Fans also converge at Walker Stalker Con, begun by two TWD podcasters, and aimed at for zombie, horror, and sci-fi fans.The first Atlanta Walker Stalker Con had 10,000 attendees, the 2014 Walker Stalker con in Atlanta attracted 35,000 fans, and this year’s is projected to have 50,000 attendees. General admission tickets range from $35 for one day (which doesn’t include autographs or photo ops), with admission for these fan fests are priced up to $1400 for a Platinum VIP weekend package.
Next up from the Walker Stalker crew, in partnership with Walking Dead creator Robert Kirkman and the publisher Skybound, is The Walking Dead Experience. It is fund by 421 backers for $152,009 Kickstarter, an immersive experience at all Walker Stalker Fests which locks participants inside truck trailers with walkers and challenges them to escape before being eaten.
Photograph by Gene Page — AMC
Did you notice on the original AMC TWD series that during the prison era, the gang frequently motored about in a conspicuously-spotless, mint-green Hyundai Tuscon? You probably did, since the immaculate Tuscon lasted longer in the series than some characters. Yes, it was product placement aiming for that coveted 18-34 male demographic. Variety reported $375,000 for a top placement package on the series featuring a product over multiple spots. Hyundai’s deal came with a few caveats: “It can’t be used as a tank. It can’t be used to roll over zombies,” according to David Matathia, director of advertising at Hyundai.

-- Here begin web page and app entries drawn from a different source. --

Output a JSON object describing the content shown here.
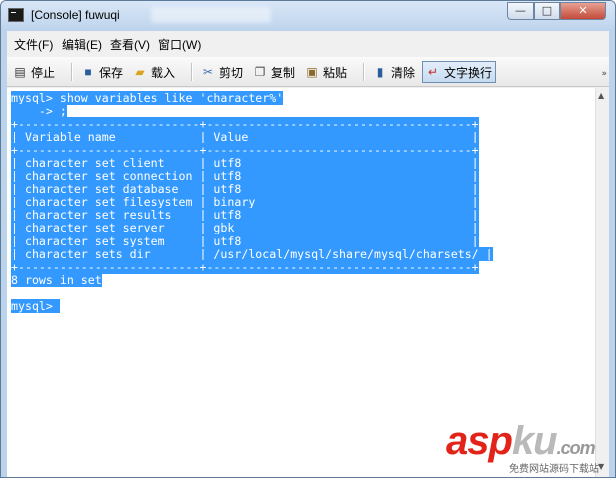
{
  "window": {
    "title": "[Console] fuwuqi",
    "minimize": "—",
    "maximize": "□",
    "close": "✕"
  },
  "menu": [
    {
      "label": "文件(F)",
      "underline": "F"
    },
    {
      "label": "编辑(E)",
      "underline": "E"
    },
    {
      "label": "查看(V)",
      "underline": "V"
    },
    {
      "label": "窗口(W)",
      "underline": "W"
    }
  ],
  "toolbar": {
    "stop": {
      "label": "停止",
      "icon": "stop-icon"
    },
    "save": {
      "label": "保存",
      "icon": "save-icon"
    },
    "load": {
      "label": "载入",
      "icon": "folder-icon"
    },
    "cut": {
      "label": "剪切",
      "icon": "scissors-icon"
    },
    "copy": {
      "label": "复制",
      "icon": "copy-icon"
    },
    "paste": {
      "label": "粘贴",
      "icon": "paste-icon"
    },
    "clear": {
      "label": "清除",
      "icon": "trash-icon"
    },
    "wrap": {
      "label": "文字换行",
      "icon": "wordwrap-icon",
      "active": true
    }
  },
  "console": {
    "lines": [
      {
        "text": "mysql> show variables like 'character%'",
        "selected": true
      },
      {
        "text": "    -> ;",
        "selected": true
      },
      {
        "text": "+--------------------------+--------------------------------------+",
        "selected": true
      },
      {
        "text": "| Variable_name            | Value                                |",
        "selected": true
      },
      {
        "text": "+--------------------------+--------------------------------------+",
        "selected": true
      },
      {
        "text": "| character_set_client     | utf8                                 |",
        "selected": true
      },
      {
        "text": "| character_set_connection | utf8                                 |",
        "selected": true
      },
      {
        "text": "| character_set_database   | utf8                                 |",
        "selected": true
      },
      {
        "text": "| character_set_filesystem | binary                               |",
        "selected": true
      },
      {
        "text": "| character_set_results    | utf8                                 |",
        "selected": true
      },
      {
        "text": "| character_set_server     | gbk                                  |",
        "selected": true
      },
      {
        "text": "| character_set_system     | utf8                                 |",
        "selected": true
      },
      {
        "text": "| character_sets_dir       | /usr/local/mysql/share/mysql/charsets/ |",
        "selected": true
      },
      {
        "text": "+--------------------------+--------------------------------------+",
        "selected": true
      },
      {
        "text": "8 rows in set",
        "selected": true
      },
      {
        "text": "",
        "selected": false
      },
      {
        "text": "mysql> ",
        "selected": true
      }
    ],
    "selection_color": "#3399ff"
  },
  "watermark": {
    "brand_a": "asp",
    "brand_b": "ku",
    "brand_c": ".com",
    "sub": "免费网站源码下载站"
  }
}
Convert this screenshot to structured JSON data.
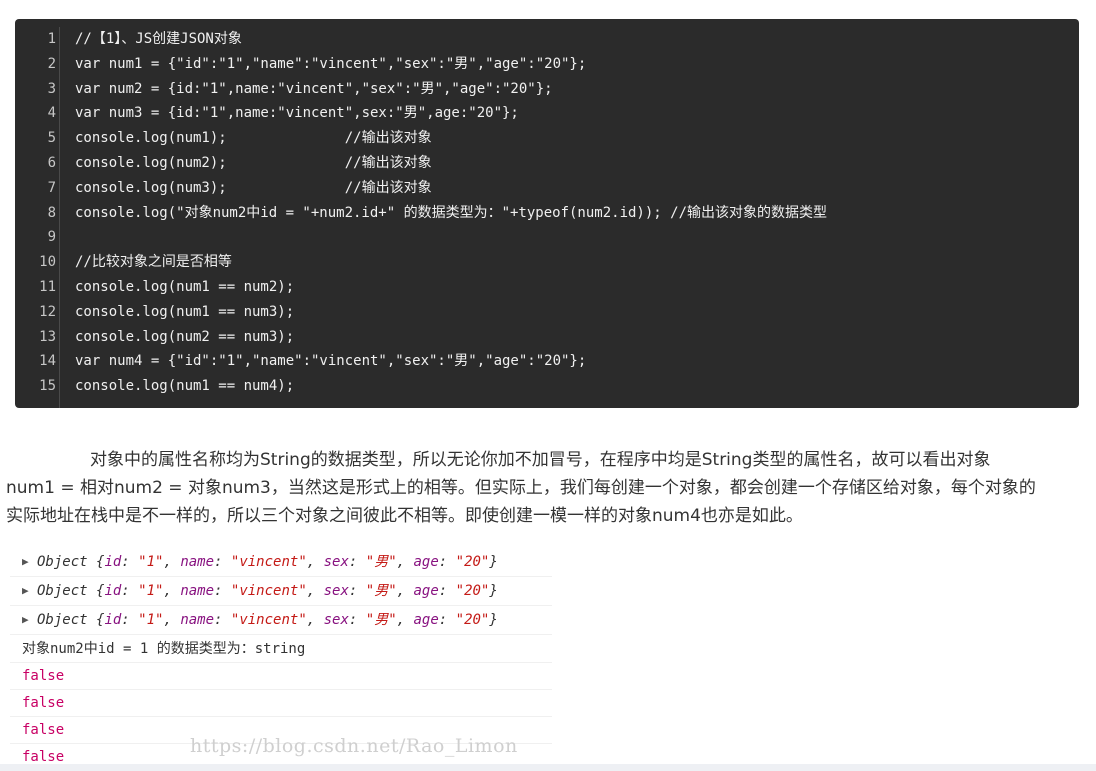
{
  "code": {
    "lines": [
      {
        "n": "1",
        "text": "//【1】、JS创建JSON对象"
      },
      {
        "n": "2",
        "text": "var num1 = {\"id\":\"1\",\"name\":\"vincent\",\"sex\":\"男\",\"age\":\"20\"};"
      },
      {
        "n": "3",
        "text": "var num2 = {id:\"1\",name:\"vincent\",\"sex\":\"男\",\"age\":\"20\"};"
      },
      {
        "n": "4",
        "text": "var num3 = {id:\"1\",name:\"vincent\",sex:\"男\",age:\"20\"};"
      },
      {
        "n": "5",
        "text": "console.log(num1);              //输出该对象"
      },
      {
        "n": "6",
        "text": "console.log(num2);              //输出该对象"
      },
      {
        "n": "7",
        "text": "console.log(num3);              //输出该对象"
      },
      {
        "n": "8",
        "text": "console.log(\"对象num2中id = \"+num2.id+\" 的数据类型为：\"+typeof(num2.id)); //输出该对象的数据类型"
      },
      {
        "n": "9",
        "text": ""
      },
      {
        "n": "10",
        "text": "//比较对象之间是否相等"
      },
      {
        "n": "11",
        "text": "console.log(num1 == num2);"
      },
      {
        "n": "12",
        "text": "console.log(num1 == num3);"
      },
      {
        "n": "13",
        "text": "console.log(num2 == num3);"
      },
      {
        "n": "14",
        "text": "var num4 = {\"id\":\"1\",\"name\":\"vincent\",\"sex\":\"男\",\"age\":\"20\"};"
      },
      {
        "n": "15",
        "text": "console.log(num1 == num4);"
      }
    ]
  },
  "paragraph": {
    "line1": "对象中的属性名称均为String的数据类型，所以无论你加不加冒号，在程序中均是String类型的属性名，故可以看出对象",
    "line2": "num1 = 相对num2 = 对象num3，当然这是形式上的相等。但实际上，我们每创建一个对象，都会创建一个存储区给对象，每个对象的",
    "line3": "实际地址在栈中是不一样的，所以三个对象之间彼此不相等。即使创建一模一样的对象num4也亦是如此。"
  },
  "console": {
    "arrow": "▶",
    "objects": [
      {
        "prefix": "Object {",
        "k1": "id",
        "v1": "\"1\"",
        "k2": "name",
        "v2": "\"vincent\"",
        "k3": "sex",
        "v3": "\"男\"",
        "k4": "age",
        "v4": "\"20\"",
        "suffix": "}"
      },
      {
        "prefix": "Object {",
        "k1": "id",
        "v1": "\"1\"",
        "k2": "name",
        "v2": "\"vincent\"",
        "k3": "sex",
        "v3": "\"男\"",
        "k4": "age",
        "v4": "\"20\"",
        "suffix": "}"
      },
      {
        "prefix": "Object {",
        "k1": "id",
        "v1": "\"1\"",
        "k2": "name",
        "v2": "\"vincent\"",
        "k3": "sex",
        "v3": "\"男\"",
        "k4": "age",
        "v4": "\"20\"",
        "suffix": "}"
      }
    ],
    "type_line": "对象num2中id = 1 的数据类型为：string",
    "results": [
      "false",
      "false",
      "false",
      "false"
    ]
  },
  "watermark": "https://blog.csdn.net/Rao_Limon",
  "colors": {
    "code_bg": "#2b2b2b",
    "console_key": "#881280",
    "console_string": "#c41a16",
    "console_false": "#c80064"
  }
}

AMC receives many requests for product placement in the show despite the lack of electricity in the characters’ off-grid existence; some would-be advertisers suggest their electronic device be written into flashbacks. Bing was one such company, and admitted a failed pitched storyline that the characters could find a library with a generator and perform a Bing search. However, it looks like even with limited TWD series product placement opportunities, AMC is going to be A-OK.